How many can you keep?

With or without a license, a recreational crabber may only catch crabs for personal use. There will be a daily limit on the number that you can catch. In Virginia, for instance, that’s a bushel of hard crabs and two dozen peelers. In California, it’s ten Dungeness crabs.

What size crabs are allowed?

This will vary by state and species, and perhaps even by season. In some places, crab pots are required to have cull rings that are sized to allow crabs below the legal minimum to escape. If undersized crabs are caught in a pot or by other means, they must be released.

What’s the season?

In some places certain crab species can be caught recreationally year-round. That applies, for example, to rock crabs in California. In others, there’s a season that generally runs from spring into fall, although the specific opening and closing dates may change each year.

Other considerations

You may want to get a recreational crab fishing license if you’d like to use more than a few crab pots at a time. State regulations may require you to mark and/or identify your pots, too. Finally, in some states where blue crabs are caught, recreational crab pots must have a turtle exclusion device (TED) at each entrance. Made from plastic or metal, these rectangular accessories prevent diamondback terrapins from entering, and drowning in, a crab pot. Even if not required, you should put TEDs on crab pots for the sake of the turtles.

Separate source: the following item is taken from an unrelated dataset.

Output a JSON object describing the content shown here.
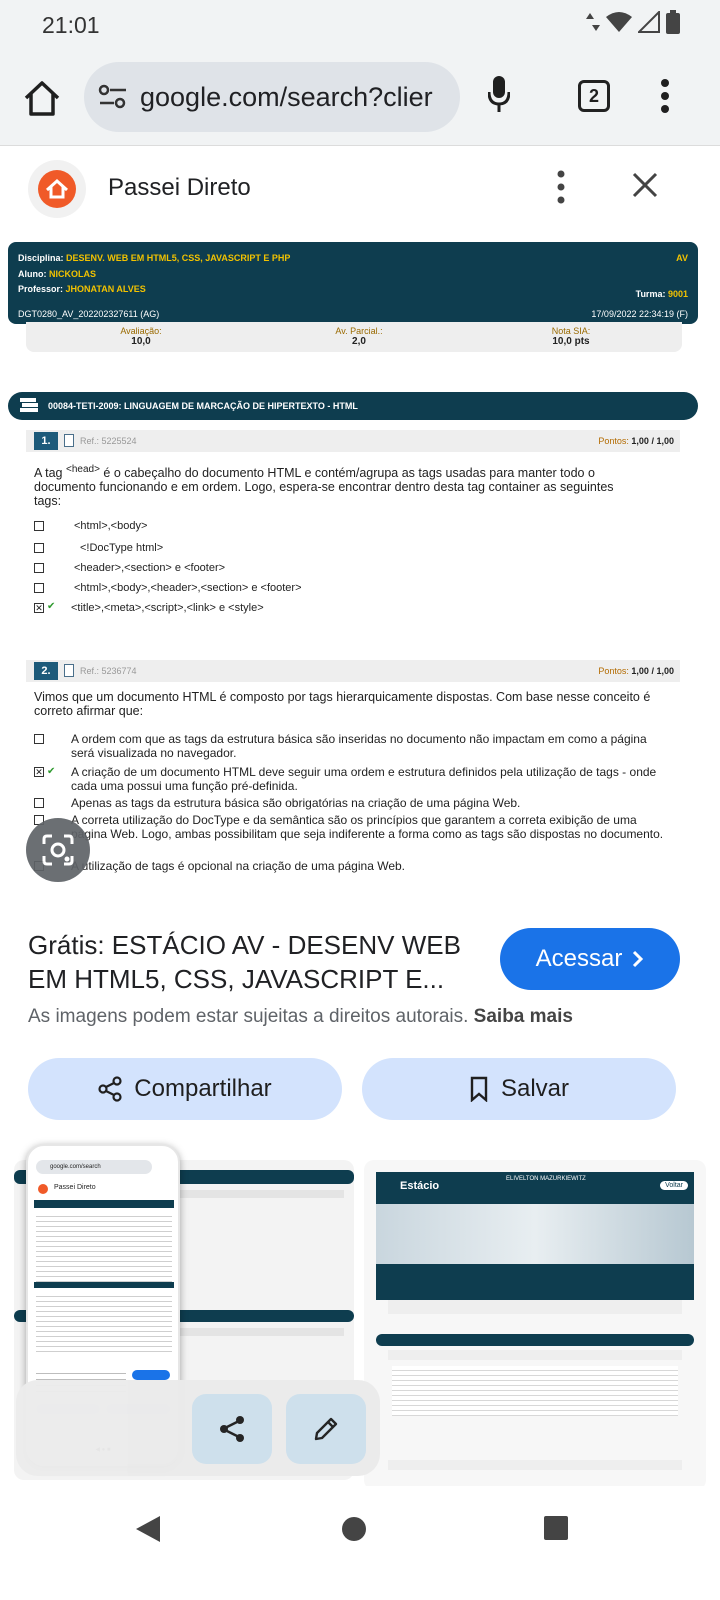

Ken Schultz
Ken Schultz
Ken Schultz was a longtime staff writer for Field & Stream magazine and is the former Fishing Editor of ESPNoutdoors.com. He’s written and photographed nineteen books on sportfishing topics, plus an annual fishing tips calendar, and his writing has appeared on various websites for more than two decades. His author website is kenschultz.com